        • Conflicts of interest information for principal investigator and applicant organization.
        • Information about proposed co-investigator if PI is not a credentialed OT.  NOTE: For the 2015-2016 cycle, there are additional requirements.
        • Principal investigator's peer-reviewed journal publications and history of grant management experience. 
        • Description of research summarizing  the research priorities, objectives and approaches to be addressed by this study. 

        What are the components of the Application?

        • Principal investigator and project information.
        • Sponsoring institution information.
        • Research Plan:
        • Project summary in lay language. 
        • Budget and budget justification. 
        • Specific aims.
        • Research plan strategy:
        • Significance.
        • Innovation.
        • Approach.
        • Letters of support.
        • Literature cited.
        • Protection of human subjects plan.
        • Inclusion of women, minorities, and children.
        • Consortium/contractual/consulting arrangements.
        • IRB approval letter/IACUC approval (required but may be submitted at a later date).
        • Human subjects research training certification for key personnel.
        • Appendices.
        • Available resources.
        • Biographical sketches of co-investigators and other key personnel.
        • Practice settings. 

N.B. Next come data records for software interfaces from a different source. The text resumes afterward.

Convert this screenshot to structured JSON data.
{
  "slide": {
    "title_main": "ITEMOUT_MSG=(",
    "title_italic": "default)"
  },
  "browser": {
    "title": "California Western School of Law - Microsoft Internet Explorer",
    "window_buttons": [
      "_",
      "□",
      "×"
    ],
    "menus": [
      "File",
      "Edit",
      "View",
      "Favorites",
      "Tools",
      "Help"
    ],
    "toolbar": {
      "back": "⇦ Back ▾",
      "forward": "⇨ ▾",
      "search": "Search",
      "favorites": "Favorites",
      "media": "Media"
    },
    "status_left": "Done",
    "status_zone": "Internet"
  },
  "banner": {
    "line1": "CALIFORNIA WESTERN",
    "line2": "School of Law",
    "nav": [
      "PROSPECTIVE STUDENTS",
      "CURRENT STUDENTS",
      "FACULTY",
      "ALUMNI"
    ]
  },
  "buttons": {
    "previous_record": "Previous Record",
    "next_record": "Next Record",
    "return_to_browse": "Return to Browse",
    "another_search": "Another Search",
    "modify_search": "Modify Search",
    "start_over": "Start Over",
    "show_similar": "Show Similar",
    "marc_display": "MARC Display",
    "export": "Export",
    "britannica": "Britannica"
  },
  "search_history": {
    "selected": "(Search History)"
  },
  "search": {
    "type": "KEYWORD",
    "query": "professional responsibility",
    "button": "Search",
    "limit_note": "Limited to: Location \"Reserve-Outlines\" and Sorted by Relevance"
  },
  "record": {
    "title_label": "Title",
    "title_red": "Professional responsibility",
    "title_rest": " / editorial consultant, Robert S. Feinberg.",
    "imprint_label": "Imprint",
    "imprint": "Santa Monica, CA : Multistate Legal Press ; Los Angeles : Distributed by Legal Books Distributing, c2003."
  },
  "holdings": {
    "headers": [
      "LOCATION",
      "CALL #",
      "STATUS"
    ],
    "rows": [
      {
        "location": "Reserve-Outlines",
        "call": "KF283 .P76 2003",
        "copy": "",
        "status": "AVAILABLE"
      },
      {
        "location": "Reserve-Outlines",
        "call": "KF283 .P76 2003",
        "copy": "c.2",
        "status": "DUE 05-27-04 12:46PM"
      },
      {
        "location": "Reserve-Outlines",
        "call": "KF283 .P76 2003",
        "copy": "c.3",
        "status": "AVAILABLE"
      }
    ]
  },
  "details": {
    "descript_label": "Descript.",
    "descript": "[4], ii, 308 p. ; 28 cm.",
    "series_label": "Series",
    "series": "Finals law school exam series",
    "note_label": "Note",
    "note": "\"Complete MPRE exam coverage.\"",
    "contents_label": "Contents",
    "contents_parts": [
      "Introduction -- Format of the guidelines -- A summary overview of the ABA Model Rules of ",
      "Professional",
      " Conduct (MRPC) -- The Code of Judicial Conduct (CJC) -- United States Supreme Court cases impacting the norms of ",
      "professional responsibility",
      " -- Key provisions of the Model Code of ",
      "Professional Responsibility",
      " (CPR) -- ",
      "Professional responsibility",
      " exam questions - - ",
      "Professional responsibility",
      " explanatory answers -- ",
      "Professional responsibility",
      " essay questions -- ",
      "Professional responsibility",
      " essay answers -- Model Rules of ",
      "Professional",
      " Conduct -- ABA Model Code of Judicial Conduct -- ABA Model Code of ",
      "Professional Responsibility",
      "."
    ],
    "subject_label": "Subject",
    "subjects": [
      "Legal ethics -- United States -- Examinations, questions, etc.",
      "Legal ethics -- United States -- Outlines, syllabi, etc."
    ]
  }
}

        About the Key Review Criteria for 2015-2016 Applications

        What are the key review criteria for the 2015-2016 applications?
        • Significance
        • Innovation
        • Approach
        • Environment
        • Investigator(s)
        • Protections for human subjects
        • Potential for subsequent funding -- lays the necessary groundwork for larger intervention studies and subsequent funding.
        • Budget
        The overall impact score is based on the key review criteria and other grant objectives